In general, schizophrenia starts in late puberty or early adulthood. Study points out a genetic connection to the growth of schizophrenia. It is believed that a child who has a single parent with schizophrenia, has about 10 percent likelihood of developing the disorder, compared with a one percent possibility if none of the parents has schizophrenia. Recent study links abnormalities in both the brain's arrangement and biochemical behavior. Researchers agree that ecological influences may be implicated in the inception of schizophrenia. They also believe that chemical disparity in the brain is an innate aspect, which is essential for development of schizophrenia. The factors are genetic and ecological, where a combination of DNA from the parents, besides unidentified ecological factors, produces the attribute or situation.

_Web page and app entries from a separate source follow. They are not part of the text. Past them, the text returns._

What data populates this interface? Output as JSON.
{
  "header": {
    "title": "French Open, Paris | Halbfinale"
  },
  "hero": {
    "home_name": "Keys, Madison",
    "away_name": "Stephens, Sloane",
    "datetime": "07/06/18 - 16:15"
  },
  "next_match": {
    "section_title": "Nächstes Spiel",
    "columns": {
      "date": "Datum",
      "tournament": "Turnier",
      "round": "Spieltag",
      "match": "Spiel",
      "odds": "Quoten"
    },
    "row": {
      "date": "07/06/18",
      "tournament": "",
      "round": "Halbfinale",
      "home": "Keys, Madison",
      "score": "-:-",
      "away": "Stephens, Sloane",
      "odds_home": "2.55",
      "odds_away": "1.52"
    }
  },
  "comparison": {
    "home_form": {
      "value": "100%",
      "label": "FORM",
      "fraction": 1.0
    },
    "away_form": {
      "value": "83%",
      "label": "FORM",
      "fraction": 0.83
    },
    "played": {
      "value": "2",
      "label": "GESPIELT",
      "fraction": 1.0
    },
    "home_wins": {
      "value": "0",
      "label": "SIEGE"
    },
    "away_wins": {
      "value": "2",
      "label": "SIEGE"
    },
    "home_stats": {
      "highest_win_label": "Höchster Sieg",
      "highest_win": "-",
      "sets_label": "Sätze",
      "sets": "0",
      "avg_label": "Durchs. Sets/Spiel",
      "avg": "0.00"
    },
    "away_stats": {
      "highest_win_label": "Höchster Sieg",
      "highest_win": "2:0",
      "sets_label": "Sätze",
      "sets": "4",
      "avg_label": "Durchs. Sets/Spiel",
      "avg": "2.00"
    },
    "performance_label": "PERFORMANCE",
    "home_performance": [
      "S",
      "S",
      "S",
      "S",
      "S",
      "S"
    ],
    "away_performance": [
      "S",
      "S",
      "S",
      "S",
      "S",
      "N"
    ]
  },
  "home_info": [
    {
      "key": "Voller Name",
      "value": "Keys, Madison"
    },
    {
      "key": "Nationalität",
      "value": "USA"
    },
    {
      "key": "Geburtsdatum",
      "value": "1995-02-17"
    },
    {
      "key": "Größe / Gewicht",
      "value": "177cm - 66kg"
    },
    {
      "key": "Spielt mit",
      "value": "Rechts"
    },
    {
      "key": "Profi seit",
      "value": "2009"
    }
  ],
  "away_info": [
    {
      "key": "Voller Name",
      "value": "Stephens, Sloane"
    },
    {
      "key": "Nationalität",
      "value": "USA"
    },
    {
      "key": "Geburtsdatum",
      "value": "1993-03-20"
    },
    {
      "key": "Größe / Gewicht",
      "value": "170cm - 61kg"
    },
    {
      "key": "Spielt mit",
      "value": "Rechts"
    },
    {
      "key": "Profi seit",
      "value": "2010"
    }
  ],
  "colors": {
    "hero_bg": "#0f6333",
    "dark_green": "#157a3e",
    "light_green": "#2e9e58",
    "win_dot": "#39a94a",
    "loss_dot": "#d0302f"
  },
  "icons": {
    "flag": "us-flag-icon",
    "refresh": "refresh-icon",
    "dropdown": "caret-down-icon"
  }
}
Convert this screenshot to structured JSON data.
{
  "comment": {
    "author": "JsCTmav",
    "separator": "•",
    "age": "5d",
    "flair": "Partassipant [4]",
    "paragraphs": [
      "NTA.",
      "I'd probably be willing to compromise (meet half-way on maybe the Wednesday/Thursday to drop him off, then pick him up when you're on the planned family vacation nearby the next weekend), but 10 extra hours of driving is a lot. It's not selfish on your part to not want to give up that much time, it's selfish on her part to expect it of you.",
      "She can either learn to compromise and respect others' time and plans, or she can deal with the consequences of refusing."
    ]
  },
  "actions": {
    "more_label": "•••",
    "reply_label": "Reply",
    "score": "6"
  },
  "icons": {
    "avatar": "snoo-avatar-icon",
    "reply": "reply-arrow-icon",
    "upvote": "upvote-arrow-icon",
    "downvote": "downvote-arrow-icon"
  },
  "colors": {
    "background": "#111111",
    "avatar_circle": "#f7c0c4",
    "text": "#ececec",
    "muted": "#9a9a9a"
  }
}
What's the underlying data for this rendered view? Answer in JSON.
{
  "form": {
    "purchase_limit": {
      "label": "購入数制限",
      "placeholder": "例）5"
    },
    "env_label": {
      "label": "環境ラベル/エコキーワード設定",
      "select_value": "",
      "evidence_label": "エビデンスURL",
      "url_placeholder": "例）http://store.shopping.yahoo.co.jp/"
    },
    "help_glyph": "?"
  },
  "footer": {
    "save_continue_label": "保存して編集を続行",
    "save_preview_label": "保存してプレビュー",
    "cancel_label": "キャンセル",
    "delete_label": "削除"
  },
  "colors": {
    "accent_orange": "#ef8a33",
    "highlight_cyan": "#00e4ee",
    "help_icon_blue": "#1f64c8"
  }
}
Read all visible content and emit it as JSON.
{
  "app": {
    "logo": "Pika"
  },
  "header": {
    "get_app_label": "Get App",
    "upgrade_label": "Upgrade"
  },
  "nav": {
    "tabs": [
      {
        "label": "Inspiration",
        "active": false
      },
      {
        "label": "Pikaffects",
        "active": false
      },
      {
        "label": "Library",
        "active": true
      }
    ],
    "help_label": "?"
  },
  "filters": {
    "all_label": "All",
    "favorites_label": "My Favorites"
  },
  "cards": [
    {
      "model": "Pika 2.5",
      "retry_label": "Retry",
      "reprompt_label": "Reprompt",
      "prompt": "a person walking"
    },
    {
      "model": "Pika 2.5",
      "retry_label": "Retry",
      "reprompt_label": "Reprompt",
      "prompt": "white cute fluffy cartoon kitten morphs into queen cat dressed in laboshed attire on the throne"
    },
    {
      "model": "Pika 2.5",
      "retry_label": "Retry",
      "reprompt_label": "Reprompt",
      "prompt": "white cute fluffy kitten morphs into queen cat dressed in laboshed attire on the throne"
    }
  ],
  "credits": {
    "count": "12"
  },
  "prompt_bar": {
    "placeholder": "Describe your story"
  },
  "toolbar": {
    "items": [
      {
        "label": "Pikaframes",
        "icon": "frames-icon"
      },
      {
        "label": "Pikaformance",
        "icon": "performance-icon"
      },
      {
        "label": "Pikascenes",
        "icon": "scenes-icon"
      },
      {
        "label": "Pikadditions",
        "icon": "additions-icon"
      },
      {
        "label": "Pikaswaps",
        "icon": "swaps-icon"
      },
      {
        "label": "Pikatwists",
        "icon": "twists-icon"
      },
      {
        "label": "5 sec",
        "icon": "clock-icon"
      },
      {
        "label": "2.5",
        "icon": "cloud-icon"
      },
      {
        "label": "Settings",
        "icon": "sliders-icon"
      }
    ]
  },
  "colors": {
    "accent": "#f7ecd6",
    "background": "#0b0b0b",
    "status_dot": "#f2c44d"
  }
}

The individual having constant schizophrenia does not wholly recover normal performance and usually needs long-term treatment, commonly involving medication, to manage the symptoms. Occasionally, people develop chronic psychotic symptoms as a result of unnoticed medical disorder. Schizophrenia is the main psychiatric infirmity. Medication for schizophrenia is multifaceted. A mixture of therapies is often essential to meet the individualized requirements of the person with schizophrenia. People suffering from schizophrenia usually give history of being more sensitive than the normal person. This sensitivity involves both responsiveness to sensory stimuli and sensitivity to emotional stimuli. Research shows that some individuals who afterwards develop schizophrenia do not screen out stimuli as efficiently as the average people do (Cancro & Lehmann, n.d.).